Classifications
U.S. Classification365/185.17, 365/185.22
International ClassificationG11C17/00, G11C16/06, G11C16/30, G11C16/02
Cooperative ClassificationG11C16/30
European ClassificationG11C16/30
Legal Events
DateCodeEventDescription
Mar 8, 2010FPAYFee payment
Year of fee payment: 12
Feb 17, 2006FPAYFee payment
Year of fee payment: 8
Feb 21, 2002FPAYFee payment
Year of fee payment: 4
Mar 22, 1996ASAssignment
Owner name: SAMSUNG ELECTRONICS CO. LTD., KOREA, REPUBLIC OF

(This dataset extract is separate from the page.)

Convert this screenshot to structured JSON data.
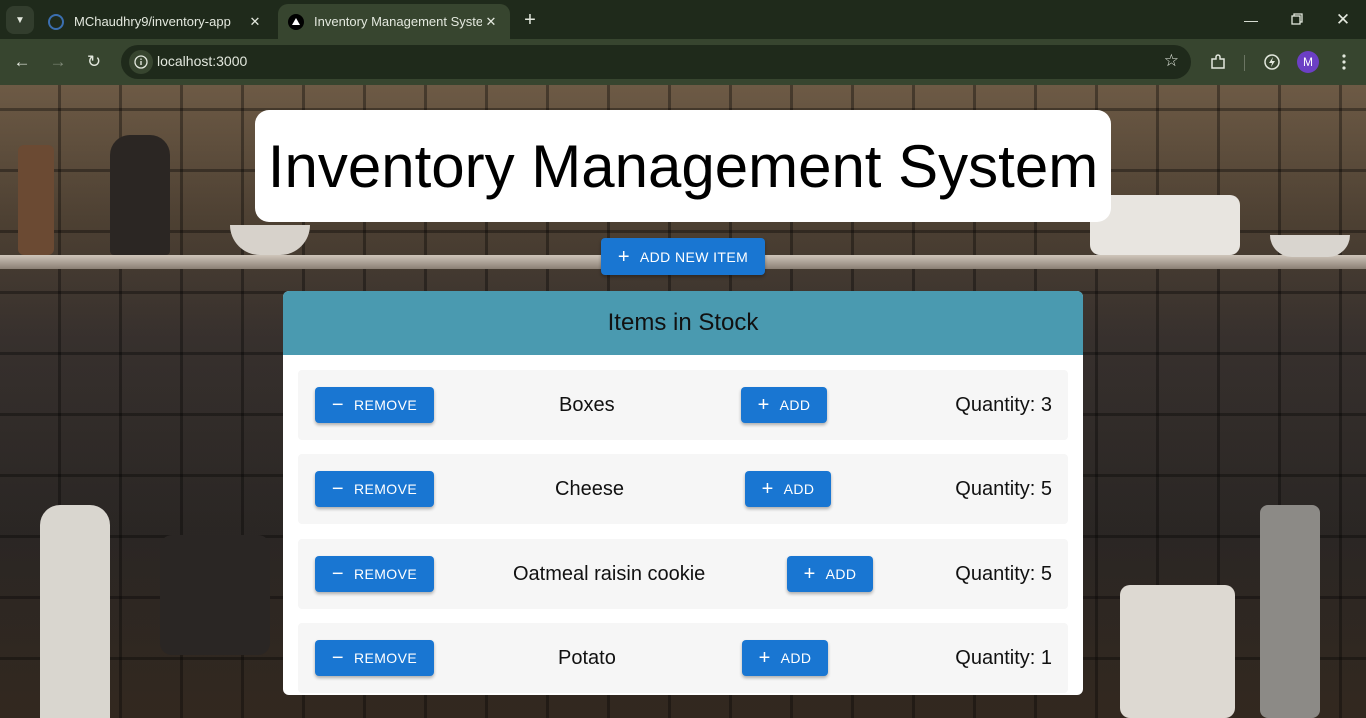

Free format text: ASSIGNMENT OF ASSIGNORS INTEREST;ASSIGNORS:KWON, SEOK-CHUN;KIM, JIN-KI;REEL/FRAME:007906/0613
Effective date: 19960203